Ultrasound Guided Brazilian Butt Lift (BBL)
If you had asked me 5 years ago what plastic surgery procedure I would never offer, I would have answered without pause “a BBL”. This changed for me last year because of an enormous amount of research done by my mentors that integrated ultrasound technology with BBL surgery and made it safe.
BBL’s have been referenced as the “most deadly plastic surgery” and for good reason. The procedure involves fat harvest through traditional liposuction followed by transfer of that fat into the buttock. The danger in the procedure is the risk of fat entering into the blood vessels deep in the buttock and traveling in the venous system that returns to the heart and lungs. The result is a fat embolism that can stop the heart and/or lungs resulting in death. Now you understand why I never thought I would perform a BBL. There is no cosmetic surgery that is worth the risk of dying.

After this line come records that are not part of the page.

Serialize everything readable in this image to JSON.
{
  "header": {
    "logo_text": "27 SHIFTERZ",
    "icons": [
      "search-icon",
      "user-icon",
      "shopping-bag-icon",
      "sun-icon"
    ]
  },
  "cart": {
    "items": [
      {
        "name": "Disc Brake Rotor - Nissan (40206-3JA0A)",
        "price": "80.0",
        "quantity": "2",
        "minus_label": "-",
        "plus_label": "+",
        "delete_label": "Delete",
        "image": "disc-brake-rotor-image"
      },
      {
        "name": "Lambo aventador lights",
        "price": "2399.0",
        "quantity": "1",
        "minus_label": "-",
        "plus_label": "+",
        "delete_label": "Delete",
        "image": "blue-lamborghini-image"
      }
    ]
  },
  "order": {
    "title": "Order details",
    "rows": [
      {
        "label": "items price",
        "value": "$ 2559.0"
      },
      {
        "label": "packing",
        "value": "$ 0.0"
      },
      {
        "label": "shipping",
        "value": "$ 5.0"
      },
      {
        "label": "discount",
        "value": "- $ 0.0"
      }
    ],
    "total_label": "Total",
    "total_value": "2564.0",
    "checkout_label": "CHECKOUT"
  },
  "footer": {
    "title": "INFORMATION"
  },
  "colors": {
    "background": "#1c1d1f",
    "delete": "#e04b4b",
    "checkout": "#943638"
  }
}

In 2017 the Aesthetic Surgery Education and Research Foundation (ASERF) formed a task force to investigate this problem, properly define the mortality rate, and to discuss a ban on BBLs. If you read my newsletter last week, this is the same research foundation that formed a task for to investigate Breast Implant Illness. In 2017 ASERF reported an estimated annual BBL mortality rate of one in 3448 cases. In Florida, 92% of the BBL deaths caused by fatty embolus occurred in strip mall, high-volume budget clinics. These clinics perform a large number of BBLs per day with surgeon oversight, however the liposuction and possibly fat transfer is often performed by assistants (employees that are not surgeons). Horrifying, I know.
Over the last 6 years my mentors collaborated on the ASERF task force and found a solution to reduce the unacceptable risk associated with BBL surgery. The work done on this project involved autopsies in Miami, cadaver studies at UTSouthwestern, and close work with the Florida Medical Board (because of the focus of BBL supply and demand in FL). This research confirmed that if fat is transferred into the correct tissue layer in the buttock there is no longer a high risk for fat entering the large vessels deep within the buttock. The question remained, how do you ensure that you are injecting in the right tissue plane?
The solution to this problem was found in a technology that is used routinely in the medical field, the ultrasound. The Ultra BBL, described by Dr. Pat Pazmiño, uses an ultrasound device to identify the superficial fat, deep fat, and muscle layers of the buttock. With eyes on the ultrasound monitor the surgeon can confirm the correct position of the fat transfer cannula and inject the fat graft into the deep subcutaneous layer. This simple solution was revolutionary in changing the safety profile of BBL surgery. Through my mentors’ work on ASERF and their collaboration with the Florida Medical Board it is now illegal to perform BBL surgery without ultrasound guidance.
I am fortunate that through my residency program I had access to and trained with the pioneers of the Ultra BBL, Drs. Pat Pazmiño and Dan DelVecchio. I am proud to say that I was the first UTSouthwestern resident to perform an Ultrasound guided BBL during my plastic surgery residency. This was a historic moment at UTSouthwestern made possible when Dr. Kenkel lifted the moratorium on BBLs. The amount of work that went into this ASERF task force is a representation of how committed our plastic surgery societies are to the safety and integrity of our work.
With any surgery, risks still exist and not everyone is a good candidate for BBL surgery. In my practice I use BBL surgery as a tool to balance a woman’s physique, not create a disproportionate contour. The mainstream BBL aesthetic is not one that I share, but in the right patient who has poor buttock projection it can make a very nice change. My goal is to give you a contour that a stranger would not realize is surgical, but when comparing before & after photos is a powerful change.
My approach to all aesthetic surgery is balance and restoration towards what the eye interprets as normal and aesthetically pleasing. I am so pleased with the efforts of our plastic surgery societies to make BBL surgery safe. I am now confident that equipped with my ultrasound I can safely perform this procedure on patients that are properly indicated.
Here’s to choosing how we age, on our own terms!
Dr. Lindsey Tavakolian, MD